### Task details:
Among the records, which lines include "name"? List them.

### Dataset content:
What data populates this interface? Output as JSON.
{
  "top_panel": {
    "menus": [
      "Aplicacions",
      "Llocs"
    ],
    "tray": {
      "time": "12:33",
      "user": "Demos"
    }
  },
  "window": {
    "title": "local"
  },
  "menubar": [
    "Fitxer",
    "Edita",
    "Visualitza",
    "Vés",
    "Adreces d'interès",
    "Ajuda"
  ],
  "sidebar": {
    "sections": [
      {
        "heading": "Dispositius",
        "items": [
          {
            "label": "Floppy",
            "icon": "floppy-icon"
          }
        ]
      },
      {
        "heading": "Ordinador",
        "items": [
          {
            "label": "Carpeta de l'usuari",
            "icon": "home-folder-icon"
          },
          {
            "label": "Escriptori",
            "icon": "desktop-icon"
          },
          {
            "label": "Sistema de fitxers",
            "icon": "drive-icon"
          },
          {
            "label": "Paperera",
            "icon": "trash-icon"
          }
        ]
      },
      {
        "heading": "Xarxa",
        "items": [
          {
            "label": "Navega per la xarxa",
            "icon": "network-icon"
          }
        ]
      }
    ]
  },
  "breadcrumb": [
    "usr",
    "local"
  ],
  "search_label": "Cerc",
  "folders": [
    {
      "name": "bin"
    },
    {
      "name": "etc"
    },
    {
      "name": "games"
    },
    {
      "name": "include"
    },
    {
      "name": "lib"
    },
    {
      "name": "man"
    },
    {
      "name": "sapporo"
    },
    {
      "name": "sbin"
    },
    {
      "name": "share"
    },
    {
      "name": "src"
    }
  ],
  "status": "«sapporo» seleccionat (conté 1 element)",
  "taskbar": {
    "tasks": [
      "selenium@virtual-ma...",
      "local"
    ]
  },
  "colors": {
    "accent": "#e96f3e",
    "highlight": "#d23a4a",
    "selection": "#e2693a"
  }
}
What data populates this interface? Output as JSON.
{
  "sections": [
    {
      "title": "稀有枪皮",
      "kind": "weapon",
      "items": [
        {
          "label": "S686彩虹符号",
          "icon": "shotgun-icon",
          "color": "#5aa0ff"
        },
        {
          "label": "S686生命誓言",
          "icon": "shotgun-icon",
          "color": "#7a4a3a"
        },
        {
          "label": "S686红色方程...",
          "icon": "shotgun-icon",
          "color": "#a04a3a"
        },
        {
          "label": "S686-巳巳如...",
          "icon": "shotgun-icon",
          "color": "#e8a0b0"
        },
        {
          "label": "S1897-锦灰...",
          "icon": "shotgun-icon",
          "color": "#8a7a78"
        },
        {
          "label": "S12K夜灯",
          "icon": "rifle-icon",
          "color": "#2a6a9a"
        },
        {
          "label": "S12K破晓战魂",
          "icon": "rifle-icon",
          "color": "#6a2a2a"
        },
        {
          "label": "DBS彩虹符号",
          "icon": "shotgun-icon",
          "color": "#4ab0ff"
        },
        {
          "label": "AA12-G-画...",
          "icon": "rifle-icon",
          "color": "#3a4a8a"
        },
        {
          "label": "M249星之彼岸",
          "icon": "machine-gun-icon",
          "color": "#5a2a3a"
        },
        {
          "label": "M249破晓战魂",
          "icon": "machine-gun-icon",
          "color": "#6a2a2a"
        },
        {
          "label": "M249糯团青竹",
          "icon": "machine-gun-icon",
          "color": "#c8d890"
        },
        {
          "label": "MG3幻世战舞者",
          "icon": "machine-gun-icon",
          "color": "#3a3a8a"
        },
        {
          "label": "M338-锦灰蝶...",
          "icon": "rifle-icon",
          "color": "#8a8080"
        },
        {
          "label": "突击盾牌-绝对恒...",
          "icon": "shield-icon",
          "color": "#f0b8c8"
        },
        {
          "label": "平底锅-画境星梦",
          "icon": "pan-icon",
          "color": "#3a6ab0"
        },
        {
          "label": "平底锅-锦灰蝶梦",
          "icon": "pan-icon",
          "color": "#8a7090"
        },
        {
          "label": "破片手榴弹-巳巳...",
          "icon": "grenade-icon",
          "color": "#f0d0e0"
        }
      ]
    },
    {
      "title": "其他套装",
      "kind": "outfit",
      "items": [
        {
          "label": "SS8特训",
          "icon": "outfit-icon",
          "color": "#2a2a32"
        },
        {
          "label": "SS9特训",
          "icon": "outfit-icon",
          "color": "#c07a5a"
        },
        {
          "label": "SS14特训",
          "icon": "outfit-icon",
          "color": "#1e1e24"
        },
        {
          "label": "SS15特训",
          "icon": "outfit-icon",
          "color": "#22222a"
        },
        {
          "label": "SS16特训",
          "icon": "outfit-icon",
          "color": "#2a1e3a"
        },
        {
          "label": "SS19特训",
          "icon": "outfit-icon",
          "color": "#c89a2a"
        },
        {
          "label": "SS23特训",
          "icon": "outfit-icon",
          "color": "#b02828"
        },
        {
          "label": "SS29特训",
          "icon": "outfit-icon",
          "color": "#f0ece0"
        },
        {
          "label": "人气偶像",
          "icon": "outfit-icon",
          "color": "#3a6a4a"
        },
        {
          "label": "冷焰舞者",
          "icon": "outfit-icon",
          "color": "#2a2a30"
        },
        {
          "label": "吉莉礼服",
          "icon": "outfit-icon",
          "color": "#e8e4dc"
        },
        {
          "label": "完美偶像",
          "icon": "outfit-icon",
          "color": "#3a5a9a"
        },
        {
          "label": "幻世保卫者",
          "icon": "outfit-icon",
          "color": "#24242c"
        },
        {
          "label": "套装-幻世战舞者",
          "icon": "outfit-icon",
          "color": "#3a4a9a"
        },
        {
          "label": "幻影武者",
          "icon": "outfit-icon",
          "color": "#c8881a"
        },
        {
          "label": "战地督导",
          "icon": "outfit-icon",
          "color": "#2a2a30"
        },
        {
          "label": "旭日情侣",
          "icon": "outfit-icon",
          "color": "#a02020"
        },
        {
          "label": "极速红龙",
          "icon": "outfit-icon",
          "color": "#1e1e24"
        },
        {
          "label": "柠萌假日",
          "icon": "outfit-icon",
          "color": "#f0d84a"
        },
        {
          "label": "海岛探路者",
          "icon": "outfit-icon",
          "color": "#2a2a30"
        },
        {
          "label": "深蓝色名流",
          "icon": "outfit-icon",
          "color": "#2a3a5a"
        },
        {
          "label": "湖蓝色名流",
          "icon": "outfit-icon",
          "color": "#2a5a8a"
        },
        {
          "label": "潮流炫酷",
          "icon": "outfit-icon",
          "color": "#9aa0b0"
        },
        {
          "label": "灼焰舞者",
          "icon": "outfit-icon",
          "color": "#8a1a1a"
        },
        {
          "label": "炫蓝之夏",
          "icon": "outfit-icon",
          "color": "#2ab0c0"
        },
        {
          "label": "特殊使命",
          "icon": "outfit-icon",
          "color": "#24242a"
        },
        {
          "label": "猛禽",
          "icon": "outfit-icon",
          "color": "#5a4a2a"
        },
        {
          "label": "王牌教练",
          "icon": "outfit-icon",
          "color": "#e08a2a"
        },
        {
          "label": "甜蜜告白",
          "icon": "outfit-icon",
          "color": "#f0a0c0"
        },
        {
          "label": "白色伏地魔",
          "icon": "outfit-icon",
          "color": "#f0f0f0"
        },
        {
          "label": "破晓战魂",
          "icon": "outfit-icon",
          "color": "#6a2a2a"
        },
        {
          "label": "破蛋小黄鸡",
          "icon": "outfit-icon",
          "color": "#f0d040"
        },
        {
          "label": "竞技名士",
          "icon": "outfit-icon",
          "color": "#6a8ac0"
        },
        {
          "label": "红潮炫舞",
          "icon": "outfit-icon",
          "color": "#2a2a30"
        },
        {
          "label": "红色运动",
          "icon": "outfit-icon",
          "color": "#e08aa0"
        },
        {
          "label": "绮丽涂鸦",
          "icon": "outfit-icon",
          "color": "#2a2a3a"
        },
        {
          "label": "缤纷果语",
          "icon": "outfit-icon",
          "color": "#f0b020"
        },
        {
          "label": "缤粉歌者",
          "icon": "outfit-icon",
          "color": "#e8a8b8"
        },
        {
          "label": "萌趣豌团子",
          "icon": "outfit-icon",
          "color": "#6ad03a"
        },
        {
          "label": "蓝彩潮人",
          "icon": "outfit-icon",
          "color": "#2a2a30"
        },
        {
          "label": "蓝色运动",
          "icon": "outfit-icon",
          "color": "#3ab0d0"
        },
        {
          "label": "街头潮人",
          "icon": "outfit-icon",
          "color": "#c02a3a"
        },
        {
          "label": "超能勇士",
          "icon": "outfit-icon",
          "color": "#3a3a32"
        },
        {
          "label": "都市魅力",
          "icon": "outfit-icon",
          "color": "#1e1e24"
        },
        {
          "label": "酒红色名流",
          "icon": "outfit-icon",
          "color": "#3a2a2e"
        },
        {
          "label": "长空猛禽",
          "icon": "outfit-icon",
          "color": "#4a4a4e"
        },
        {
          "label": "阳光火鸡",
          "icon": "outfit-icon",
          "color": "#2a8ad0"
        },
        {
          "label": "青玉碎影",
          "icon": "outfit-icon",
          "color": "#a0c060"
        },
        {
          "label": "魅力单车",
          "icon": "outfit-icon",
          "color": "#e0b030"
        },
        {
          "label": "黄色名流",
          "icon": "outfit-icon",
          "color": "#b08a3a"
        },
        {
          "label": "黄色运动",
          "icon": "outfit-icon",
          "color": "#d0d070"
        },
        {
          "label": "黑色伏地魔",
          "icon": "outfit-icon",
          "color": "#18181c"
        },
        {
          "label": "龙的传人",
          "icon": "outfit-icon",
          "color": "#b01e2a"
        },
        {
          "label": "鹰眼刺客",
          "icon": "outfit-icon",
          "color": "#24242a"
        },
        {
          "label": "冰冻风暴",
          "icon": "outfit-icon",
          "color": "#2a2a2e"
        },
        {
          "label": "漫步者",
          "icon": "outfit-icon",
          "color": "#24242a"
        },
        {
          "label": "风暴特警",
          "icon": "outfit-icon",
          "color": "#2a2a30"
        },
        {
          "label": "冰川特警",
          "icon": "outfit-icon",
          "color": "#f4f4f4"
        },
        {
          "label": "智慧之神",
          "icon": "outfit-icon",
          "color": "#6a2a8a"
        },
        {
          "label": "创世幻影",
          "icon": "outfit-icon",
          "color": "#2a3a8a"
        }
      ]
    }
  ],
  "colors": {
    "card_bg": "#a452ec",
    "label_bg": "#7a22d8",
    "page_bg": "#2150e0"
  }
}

### Worked solution:
      "name": "bin"
      "name": "etc"
      "name": "games"
      "name": "include"
      "name": "lib"
      "name": "man"
      "name": "sapporo"
      "name": "sbin"
      "name": "share"
      "name": "src"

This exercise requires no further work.